In the new work, the researchers drew on 15 years of SPAD research at the AQUALab in EPFL to make a particularly fast, high-resolution camera that leverages SPAD technology for advanced imaging. The new camera detects single photons and converts them into electrical signals at a record rate of about 150 million times per second. Each SPAD sensor is often finely controlled to permit light certain as little as 3.8 nanoseconds, roughly four billionths of a second. This quick ‘shutter speed’ can capture extremely fast motion or be wont to increase the dynamic range — the difference between the darkest and lightest tones — of an acquired image.
The researchers created extremely small SPAD pixels and designed for low power consumption by employing a feedback mechanism that nearly immediately quenches the avalanche of electrons triggered by photon detection. This improves the general performance and reliability of the pixels. They also used enhanced layout techniques to pack the SPAD sensors tighter, thus upping the detection area density and enabling a camera with 1,000,000 pixels.
The researchers then applied sophisticated microcircuit design techniques to make a particularly uniform distribution of fast electrical signals over the large-scale pixel array. They showed that the shutter speeds varied by only 3 percent over the million pixels, demonstrating that this sensor could feasibly be made using available mass-production techniques.
High-speed 3D imaging
The camera’s speed makes it possible to live the time a photon hits the sensor very precisely. This information is often wont to calculate how long it takes individual photons to travel the space from a source to the camera, referred to as time-of-flight. Combining time-of-flight information with the power to capture 1,000,000 pixels simultaneously enables the extremely high-speed reconstruction of 3D images.

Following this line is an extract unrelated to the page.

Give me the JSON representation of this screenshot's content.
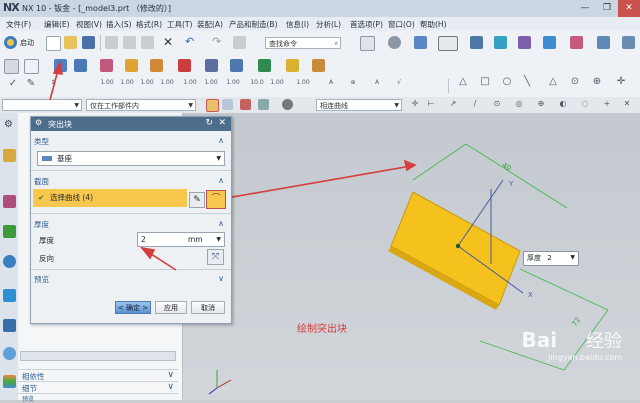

The researchers used the new camera to work out the time-of-flight of photons emitted from a laser source and reflected by a target. They also captured complex scenes that are difficult for other imaging techniques to live, like an object viewed through a partially transparent window, and that they used the camera to accumulate conventional pictures with unprecedented dynamic ranges. In the future, they decide to further improve the performance and timing resolution of the camera and to further miniaturize the components to form it more practical for the spread of applications.